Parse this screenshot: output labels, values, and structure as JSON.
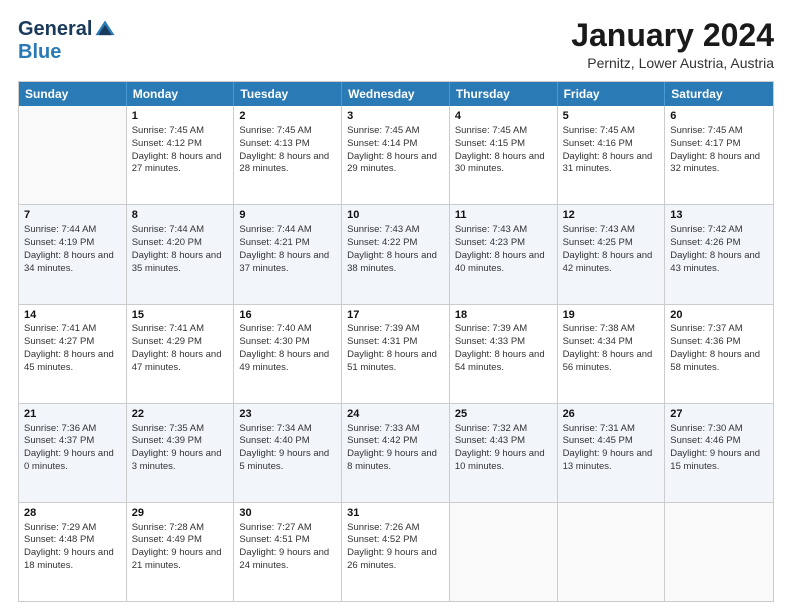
{
  "header": {
    "logo_general": "General",
    "logo_blue": "Blue",
    "title": "January 2024",
    "location": "Pernitz, Lower Austria, Austria"
  },
  "days_of_week": [
    "Sunday",
    "Monday",
    "Tuesday",
    "Wednesday",
    "Thursday",
    "Friday",
    "Saturday"
  ],
  "weeks": [
    [
      {
        "day": "",
        "sunrise": "",
        "sunset": "",
        "daylight": "",
        "empty": true
      },
      {
        "day": "1",
        "sunrise": "Sunrise: 7:45 AM",
        "sunset": "Sunset: 4:12 PM",
        "daylight": "Daylight: 8 hours and 27 minutes."
      },
      {
        "day": "2",
        "sunrise": "Sunrise: 7:45 AM",
        "sunset": "Sunset: 4:13 PM",
        "daylight": "Daylight: 8 hours and 28 minutes."
      },
      {
        "day": "3",
        "sunrise": "Sunrise: 7:45 AM",
        "sunset": "Sunset: 4:14 PM",
        "daylight": "Daylight: 8 hours and 29 minutes."
      },
      {
        "day": "4",
        "sunrise": "Sunrise: 7:45 AM",
        "sunset": "Sunset: 4:15 PM",
        "daylight": "Daylight: 8 hours and 30 minutes."
      },
      {
        "day": "5",
        "sunrise": "Sunrise: 7:45 AM",
        "sunset": "Sunset: 4:16 PM",
        "daylight": "Daylight: 8 hours and 31 minutes."
      },
      {
        "day": "6",
        "sunrise": "Sunrise: 7:45 AM",
        "sunset": "Sunset: 4:17 PM",
        "daylight": "Daylight: 8 hours and 32 minutes."
      }
    ],
    [
      {
        "day": "7",
        "sunrise": "Sunrise: 7:44 AM",
        "sunset": "Sunset: 4:19 PM",
        "daylight": "Daylight: 8 hours and 34 minutes."
      },
      {
        "day": "8",
        "sunrise": "Sunrise: 7:44 AM",
        "sunset": "Sunset: 4:20 PM",
        "daylight": "Daylight: 8 hours and 35 minutes."
      },
      {
        "day": "9",
        "sunrise": "Sunrise: 7:44 AM",
        "sunset": "Sunset: 4:21 PM",
        "daylight": "Daylight: 8 hours and 37 minutes."
      },
      {
        "day": "10",
        "sunrise": "Sunrise: 7:43 AM",
        "sunset": "Sunset: 4:22 PM",
        "daylight": "Daylight: 8 hours and 38 minutes."
      },
      {
        "day": "11",
        "sunrise": "Sunrise: 7:43 AM",
        "sunset": "Sunset: 4:23 PM",
        "daylight": "Daylight: 8 hours and 40 minutes."
      },
      {
        "day": "12",
        "sunrise": "Sunrise: 7:43 AM",
        "sunset": "Sunset: 4:25 PM",
        "daylight": "Daylight: 8 hours and 42 minutes."
      },
      {
        "day": "13",
        "sunrise": "Sunrise: 7:42 AM",
        "sunset": "Sunset: 4:26 PM",
        "daylight": "Daylight: 8 hours and 43 minutes."
      }
    ],
    [
      {
        "day": "14",
        "sunrise": "Sunrise: 7:41 AM",
        "sunset": "Sunset: 4:27 PM",
        "daylight": "Daylight: 8 hours and 45 minutes."
      },
      {
        "day": "15",
        "sunrise": "Sunrise: 7:41 AM",
        "sunset": "Sunset: 4:29 PM",
        "daylight": "Daylight: 8 hours and 47 minutes."
      },
      {
        "day": "16",
        "sunrise": "Sunrise: 7:40 AM",
        "sunset": "Sunset: 4:30 PM",
        "daylight": "Daylight: 8 hours and 49 minutes."
      },
      {
        "day": "17",
        "sunrise": "Sunrise: 7:39 AM",
        "sunset": "Sunset: 4:31 PM",
        "daylight": "Daylight: 8 hours and 51 minutes."
      },
      {
        "day": "18",
        "sunrise": "Sunrise: 7:39 AM",
        "sunset": "Sunset: 4:33 PM",
        "daylight": "Daylight: 8 hours and 54 minutes."
      },
      {
        "day": "19",
        "sunrise": "Sunrise: 7:38 AM",
        "sunset": "Sunset: 4:34 PM",
        "daylight": "Daylight: 8 hours and 56 minutes."
      },
      {
        "day": "20",
        "sunrise": "Sunrise: 7:37 AM",
        "sunset": "Sunset: 4:36 PM",
        "daylight": "Daylight: 8 hours and 58 minutes."
      }
    ],
    [
      {
        "day": "21",
        "sunrise": "Sunrise: 7:36 AM",
        "sunset": "Sunset: 4:37 PM",
        "daylight": "Daylight: 9 hours and 0 minutes."
      },
      {
        "day": "22",
        "sunrise": "Sunrise: 7:35 AM",
        "sunset": "Sunset: 4:39 PM",
        "daylight": "Daylight: 9 hours and 3 minutes."
      },
      {
        "day": "23",
        "sunrise": "Sunrise: 7:34 AM",
        "sunset": "Sunset: 4:40 PM",
        "daylight": "Daylight: 9 hours and 5 minutes."
      },
      {
        "day": "24",
        "sunrise": "Sunrise: 7:33 AM",
        "sunset": "Sunset: 4:42 PM",
        "daylight": "Daylight: 9 hours and 8 minutes."
      },
      {
        "day": "25",
        "sunrise": "Sunrise: 7:32 AM",
        "sunset": "Sunset: 4:43 PM",
        "daylight": "Daylight: 9 hours and 10 minutes."
      },
      {
        "day": "26",
        "sunrise": "Sunrise: 7:31 AM",
        "sunset": "Sunset: 4:45 PM",
        "daylight": "Daylight: 9 hours and 13 minutes."
      },
      {
        "day": "27",
        "sunrise": "Sunrise: 7:30 AM",
        "sunset": "Sunset: 4:46 PM",
        "daylight": "Daylight: 9 hours and 15 minutes."
      }
    ],
    [
      {
        "day": "28",
        "sunrise": "Sunrise: 7:29 AM",
        "sunset": "Sunset: 4:48 PM",
        "daylight": "Daylight: 9 hours and 18 minutes."
      },
      {
        "day": "29",
        "sunrise": "Sunrise: 7:28 AM",
        "sunset": "Sunset: 4:49 PM",
        "daylight": "Daylight: 9 hours and 21 minutes."
      },
      {
        "day": "30",
        "sunrise": "Sunrise: 7:27 AM",
        "sunset": "Sunset: 4:51 PM",
        "daylight": "Daylight: 9 hours and 24 minutes."
      },
      {
        "day": "31",
        "sunrise": "Sunrise: 7:26 AM",
        "sunset": "Sunset: 4:52 PM",
        "daylight": "Daylight: 9 hours and 26 minutes."
      },
      {
        "day": "",
        "sunrise": "",
        "sunset": "",
        "daylight": "",
        "empty": true
      },
      {
        "day": "",
        "sunrise": "",
        "sunset": "",
        "daylight": "",
        "empty": true
      },
      {
        "day": "",
        "sunrise": "",
        "sunset": "",
        "daylight": "",
        "empty": true
      }
    ]
  ]
}
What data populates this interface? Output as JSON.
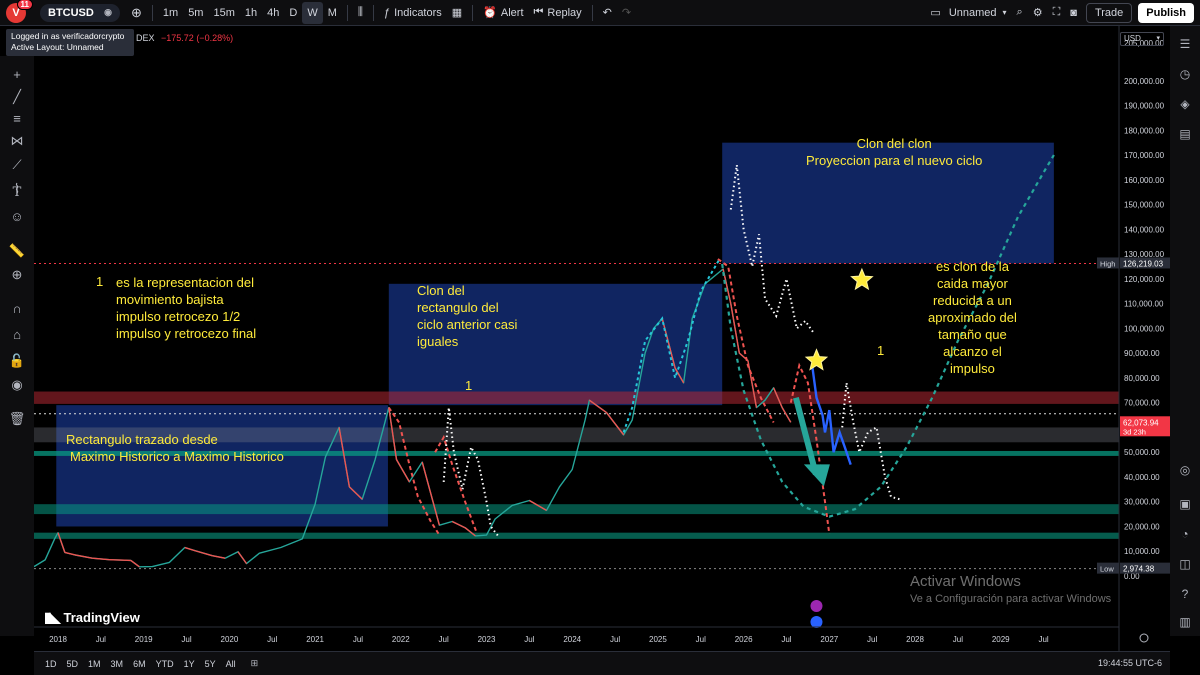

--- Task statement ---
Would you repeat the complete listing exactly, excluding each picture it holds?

--- Answer to the problem ---
Parse this screenshot: output labels, values, and structure as JSON.
{
  "header": {
    "logo_general": "General",
    "logo_blue": "Blue",
    "title": "January 2024",
    "location": "Pernitz, Lower Austria, Austria"
  },
  "days_of_week": [
    "Sunday",
    "Monday",
    "Tuesday",
    "Wednesday",
    "Thursday",
    "Friday",
    "Saturday"
  ],
  "weeks": [
    [
      {
        "day": "",
        "sunrise": "",
        "sunset": "",
        "daylight": "",
        "empty": true
      },
      {
        "day": "1",
        "sunrise": "Sunrise: 7:45 AM",
        "sunset": "Sunset: 4:12 PM",
        "daylight": "Daylight: 8 hours and 27 minutes."
      },
      {
        "day": "2",
        "sunrise": "Sunrise: 7:45 AM",
        "sunset": "Sunset: 4:13 PM",
        "daylight": "Daylight: 8 hours and 28 minutes."
      },
      {
        "day": "3",
        "sunrise": "Sunrise: 7:45 AM",
        "sunset": "Sunset: 4:14 PM",
        "daylight": "Daylight: 8 hours and 29 minutes."
      },
      {
        "day": "4",
        "sunrise": "Sunrise: 7:45 AM",
        "sunset": "Sunset: 4:15 PM",
        "daylight": "Daylight: 8 hours and 30 minutes."
      },
      {
        "day": "5",
        "sunrise": "Sunrise: 7:45 AM",
        "sunset": "Sunset: 4:16 PM",
        "daylight": "Daylight: 8 hours and 31 minutes."
      },
      {
        "day": "6",
        "sunrise": "Sunrise: 7:45 AM",
        "sunset": "Sunset: 4:17 PM",
        "daylight": "Daylight: 8 hours and 32 minutes."
      }
    ],
    [
      {
        "day": "7",
        "sunrise": "Sunrise: 7:44 AM",
        "sunset": "Sunset: 4:19 PM",
        "daylight": "Daylight: 8 hours and 34 minutes."
      },
      {
        "day": "8",
        "sunrise": "Sunrise: 7:44 AM",
        "sunset": "Sunset: 4:20 PM",
        "daylight": "Daylight: 8 hours and 35 minutes."
      },
      {
        "day": "9",
        "sunrise": "Sunrise: 7:44 AM",
        "sunset": "Sunset: 4:21 PM",
        "daylight": "Daylight: 8 hours and 37 minutes."
      },
      {
        "day": "10",
        "sunrise": "Sunrise: 7:43 AM",
        "sunset": "Sunset: 4:22 PM",
        "daylight": "Daylight: 8 hours and 38 minutes."
      },
      {
        "day": "11",
        "sunrise": "Sunrise: 7:43 AM",
        "sunset": "Sunset: 4:23 PM",
        "daylight": "Daylight: 8 hours and 40 minutes."
      },
      {
        "day": "12",
        "sunrise": "Sunrise: 7:43 AM",
        "sunset": "Sunset: 4:25 PM",
        "daylight": "Daylight: 8 hours and 42 minutes."
      },
      {
        "day": "13",
        "sunrise": "Sunrise: 7:42 AM",
        "sunset": "Sunset: 4:26 PM",
        "daylight": "Daylight: 8 hours and 43 minutes."
      }
    ],
    [
      {
        "day": "14",
        "sunrise": "Sunrise: 7:41 AM",
        "sunset": "Sunset: 4:27 PM",
        "daylight": "Daylight: 8 hours and 45 minutes."
      },
      {
        "day": "15",
        "sunrise": "Sunrise: 7:41 AM",
        "sunset": "Sunset: 4:29 PM",
        "daylight": "Daylight: 8 hours and 47 minutes."
      },
      {
        "day": "16",
        "sunrise": "Sunrise: 7:40 AM",
        "sunset": "Sunset: 4:30 PM",
        "daylight": "Daylight: 8 hours and 49 minutes."
      },
      {
        "day": "17",
        "sunrise": "Sunrise: 7:39 AM",
        "sunset": "Sunset: 4:31 PM",
        "daylight": "Daylight: 8 hours and 51 minutes."
      },
      {
        "day": "18",
        "sunrise": "Sunrise: 7:39 AM",
        "sunset": "Sunset: 4:33 PM",
        "daylight": "Daylight: 8 hours and 54 minutes."
      },
      {
        "day": "19",
        "sunrise": "Sunrise: 7:38 AM",
        "sunset": "Sunset: 4:34 PM",
        "daylight": "Daylight: 8 hours and 56 minutes."
      },
      {
        "day": "20",
        "sunrise": "Sunrise: 7:37 AM",
        "sunset": "Sunset: 4:36 PM",
        "daylight": "Daylight: 8 hours and 58 minutes."
      }
    ],
    [
      {
        "day": "21",
        "sunrise": "Sunrise: 7:36 AM",
        "sunset": "Sunset: 4:37 PM",
        "daylight": "Daylight: 9 hours and 0 minutes."
      },
      {
        "day": "22",
        "sunrise": "Sunrise: 7:35 AM",
        "sunset": "Sunset: 4:39 PM",
        "daylight": "Daylight: 9 hours and 3 minutes."
      },
      {
        "day": "23",
        "sunrise": "Sunrise: 7:34 AM",
        "sunset": "Sunset: 4:40 PM",
        "daylight": "Daylight: 9 hours and 5 minutes."
      },
      {
        "day": "24",
        "sunrise": "Sunrise: 7:33 AM",
        "sunset": "Sunset: 4:42 PM",
        "daylight": "Daylight: 9 hours and 8 minutes."
      },
      {
        "day": "25",
        "sunrise": "Sunrise: 7:32 AM",
        "sunset": "Sunset: 4:43 PM",
        "daylight": "Daylight: 9 hours and 10 minutes."
      },
      {
        "day": "26",
        "sunrise": "Sunrise: 7:31 AM",
        "sunset": "Sunset: 4:45 PM",
        "daylight": "Daylight: 9 hours and 13 minutes."
      },
      {
        "day": "27",
        "sunrise": "Sunrise: 7:30 AM",
        "sunset": "Sunset: 4:46 PM",
        "daylight": "Daylight: 9 hours and 15 minutes."
      }
    ],
    [
      {
        "day": "28",
        "sunrise": "Sunrise: 7:29 AM",
        "sunset": "Sunset: 4:48 PM",
        "daylight": "Daylight: 9 hours and 18 minutes."
      },
      {
        "day": "29",
        "sunrise": "Sunrise: 7:28 AM",
        "sunset": "Sunset: 4:49 PM",
        "daylight": "Daylight: 9 hours and 21 minutes."
      },
      {
        "day": "30",
        "sunrise": "Sunrise: 7:27 AM",
        "sunset": "Sunset: 4:51 PM",
        "daylight": "Daylight: 9 hours and 24 minutes."
      },
      {
        "day": "31",
        "sunrise": "Sunrise: 7:26 AM",
        "sunset": "Sunset: 4:52 PM",
        "daylight": "Daylight: 9 hours and 26 minutes."
      },
      {
        "day": "",
        "sunrise": "",
        "sunset": "",
        "daylight": "",
        "empty": true
      },
      {
        "day": "",
        "sunrise": "",
        "sunset": "",
        "daylight": "",
        "empty": true
      },
      {
        "day": "",
        "sunrise": "",
        "sunset": "",
        "daylight": "",
        "empty": true
      }
    ]
  ]
}
What data populates this interface? Output as JSON.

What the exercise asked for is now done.